• _Exercise_
Below is a listing; give only the number of its lines that contain the word "hiện".
** Opening Data to use block **
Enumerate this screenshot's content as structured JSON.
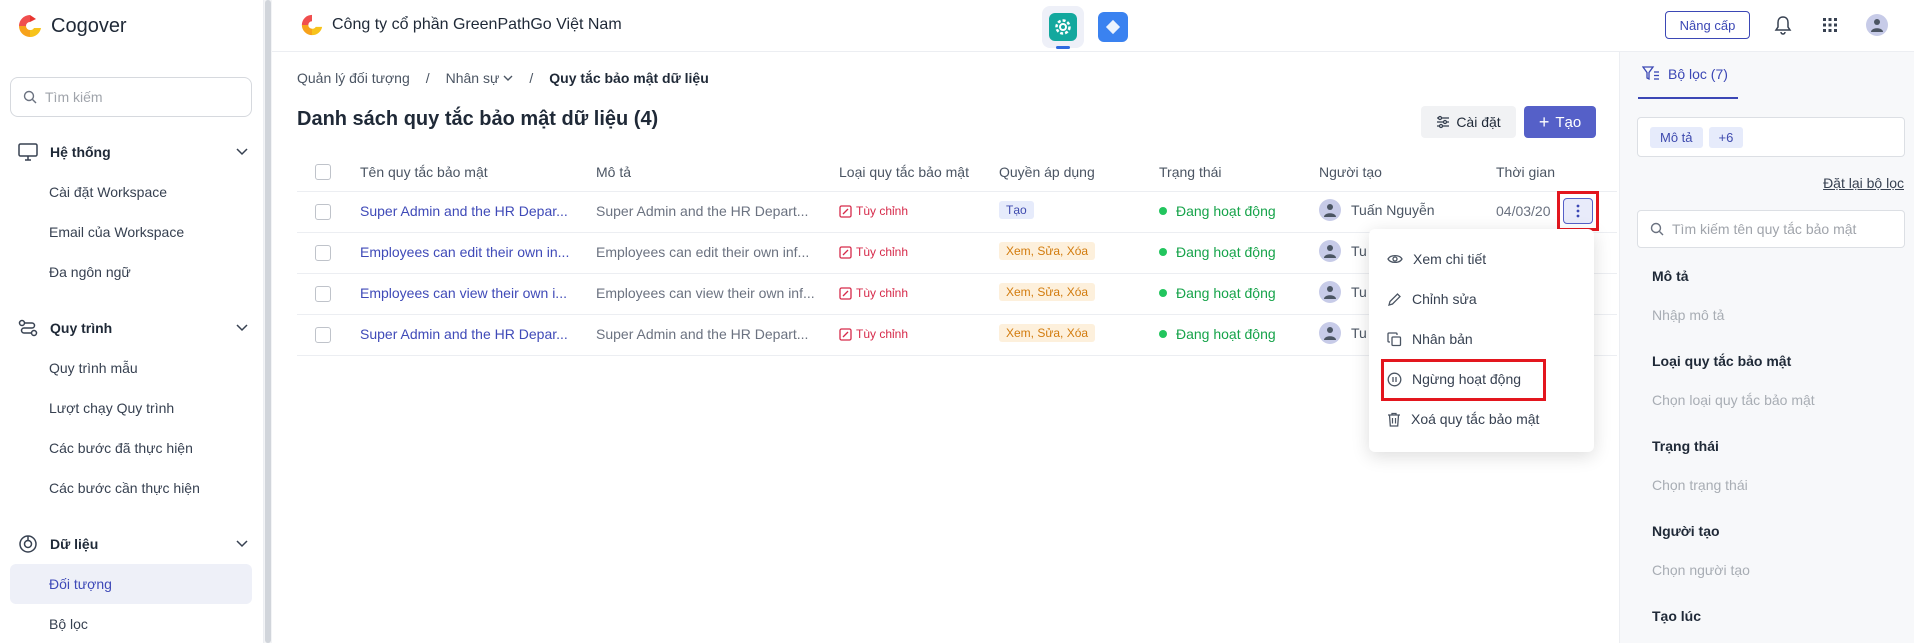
{
  "brand": {
    "name": "Cogover"
  },
  "sidebar": {
    "search_placeholder": "Tìm kiếm",
    "sections": [
      {
        "label": "Hệ thống",
        "items": [
          "Cài đặt Workspace",
          "Email của Workspace",
          "Đa ngôn ngữ"
        ]
      },
      {
        "label": "Quy trình",
        "items": [
          "Quy trình mẫu",
          "Lượt chạy Quy trình",
          "Các bước đã thực hiện",
          "Các bước cần thực hiện"
        ]
      },
      {
        "label": "Dữ liệu",
        "items": [
          "Đối tượng",
          "Bộ lọc"
        ]
      }
    ],
    "active_item": "Đối tượng"
  },
  "topbar": {
    "company": "Công ty cổ phần GreenPathGo Việt Nam",
    "upgrade_label": "Nâng cấp"
  },
  "breadcrumb": [
    "Quản lý đối tượng",
    "/",
    "Nhân sự",
    "/",
    "Quy tắc bảo mật dữ liệu"
  ],
  "page": {
    "title": "Danh sách quy tắc bảo mật dữ liệu (4)",
    "settings_label": "Cài đặt",
    "create_label": "Tạo"
  },
  "table": {
    "columns": [
      "Tên quy tắc bảo mật",
      "Mô tả",
      "Loại quy tắc bảo mật",
      "Quyền áp dụng",
      "Trạng thái",
      "Người tạo",
      "Thời gian"
    ],
    "rows": [
      {
        "name": "Super Admin and the HR Depar...",
        "desc": "Super Admin and the HR Depart...",
        "type": "Tùy chỉnh",
        "perm": "Tạo",
        "status": "Đang hoạt động",
        "creator": "Tuấn Nguyễn",
        "time": "04/03/20"
      },
      {
        "name": "Employees can edit their own in...",
        "desc": "Employees can edit their own inf...",
        "type": "Tùy chỉnh",
        "perm": "Xem, Sửa, Xóa",
        "status": "Đang hoạt động",
        "creator": "Tu",
        "time": ""
      },
      {
        "name": "Employees can view their own i...",
        "desc": "Employees can view their own inf...",
        "type": "Tùy chỉnh",
        "perm": "Xem, Sửa, Xóa",
        "status": "Đang hoạt động",
        "creator": "Tu",
        "time": ""
      },
      {
        "name": "Super Admin and the HR Depar...",
        "desc": "Super Admin and the HR Depart...",
        "type": "Tùy chỉnh",
        "perm": "Xem, Sửa, Xóa",
        "status": "Đang hoạt động",
        "creator": "Tu",
        "time": ""
      }
    ]
  },
  "context_menu": {
    "items": [
      "Xem chi tiết",
      "Chỉnh sửa",
      "Nhân bản",
      "Ngừng hoạt động",
      "Xoá quy tắc bảo mật"
    ]
  },
  "filter": {
    "tab_label": "Bộ lọc (7)",
    "chips": [
      "Mô tả",
      "+6"
    ],
    "reset_label": "Đặt lại bộ lọc",
    "search_placeholder": "Tìm kiếm tên quy tắc bảo mật",
    "fields": [
      {
        "label": "Mô tả",
        "placeholder": "Nhập mô tả"
      },
      {
        "label": "Loại quy tắc bảo mật",
        "placeholder": "Chọn loại quy tắc bảo mật"
      },
      {
        "label": "Trạng thái",
        "placeholder": "Chọn trạng thái"
      },
      {
        "label": "Người tạo",
        "placeholder": "Chọn người tạo"
      },
      {
        "label": "Tạo lúc",
        "placeholder": ""
      }
    ]
  },
  "colors": {
    "accent": "#5560c8",
    "link": "#3f4ab8",
    "status": "#16a34a",
    "danger": "#d62a4a"
  }
}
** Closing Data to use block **
• _Answer to the problem_
2